More info can be found on Chris’ blog.
Digital Communications Manager
Richard is now leading the Digital Communications team for the premium Italian footwear brand Geox, where he is overseeing the brand’s integrated digital strategy. GEOX is known for its invention of the “shoe that breathes”, and has created a cult-like following in more than 100 countries with its blend of breathable technologies and stylish Italian design. Geox‘s mission is to diffuse technological innovation, enhancing people’s daily wellbeing through products with premium comfort, breathability and impermeability. Since starting their collaboration with Norwegian creative agency SMFB in 2012, together they have won Gold at the Cannes Lions festival for their campaign “Amphibiox Urban Waterproof Shoes”. Their follow up 2013 waterproof shoe collection launch “7 Days of Rain” also recently picked up Grand Prix at Euro Best, while the “Geox – Scream Challenge” sponsorship activation viral surpassed 1,000,000 organic unpaid views within only a few weeks of its launch.
Account Director / Partner
Kristian Kristiansen (KK) is an enthusiastic individual with a strong understanding of the brand marketing & sales process. Experienced in the hands-on deployment of related strategies and well skilled in project and team management. KK is always looking to further develop his marketing, communication & managerial skills, and gain deeper understanding of the full sales, consumer and marketing process. KK seeks to working with companies and brands that challenge him on a day-to-day basis and push him to the limit of his knowledge and expertise.

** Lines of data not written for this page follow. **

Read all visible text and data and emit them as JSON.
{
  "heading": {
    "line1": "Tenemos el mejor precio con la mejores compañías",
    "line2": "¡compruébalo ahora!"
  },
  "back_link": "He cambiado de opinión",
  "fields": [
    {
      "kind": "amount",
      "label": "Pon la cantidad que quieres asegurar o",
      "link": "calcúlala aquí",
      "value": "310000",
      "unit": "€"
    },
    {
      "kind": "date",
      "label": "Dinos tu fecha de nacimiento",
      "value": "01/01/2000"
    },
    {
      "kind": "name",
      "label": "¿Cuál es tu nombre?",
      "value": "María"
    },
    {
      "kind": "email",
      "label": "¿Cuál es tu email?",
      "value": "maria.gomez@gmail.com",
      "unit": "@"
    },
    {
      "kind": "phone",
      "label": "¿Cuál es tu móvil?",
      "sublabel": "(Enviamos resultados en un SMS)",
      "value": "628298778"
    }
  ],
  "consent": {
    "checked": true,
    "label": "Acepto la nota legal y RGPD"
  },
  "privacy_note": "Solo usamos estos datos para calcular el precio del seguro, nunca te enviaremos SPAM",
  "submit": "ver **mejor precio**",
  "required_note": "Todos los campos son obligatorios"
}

GEOX is based in Treviso, Italy. Mario Polegato, the founder of GEOX, decided to poke holes into his shoes to make his feet cooler. He found a membrane that make a “breathable” shoe. He was turned down by many companies so decided to make his own. It’s now a 1 Billion EUR per year company.
For the past 2 years, digital has been at the forefront of GEOX along with research into new shoe technology. They created a new product with an improved membrane for a waterproof shoe but still needed a Winter technology to increase “off season” sales.
To execute this properly, there needed to be proof that was easy to understand and easy to experience. Here, the best thing to do was to take these shoes to the wettest place on Earth. Cherrapunjee in India was the destination at the Indian/Bangladesh border. Why not watch the video about the experience :)
GEOX then made a completely interactive microsite to experience all the collection and go into detail for the really technical (and emotional) store. They then decided to make the idea more technical and comedic, such as this “7 Days of Rain” campaign.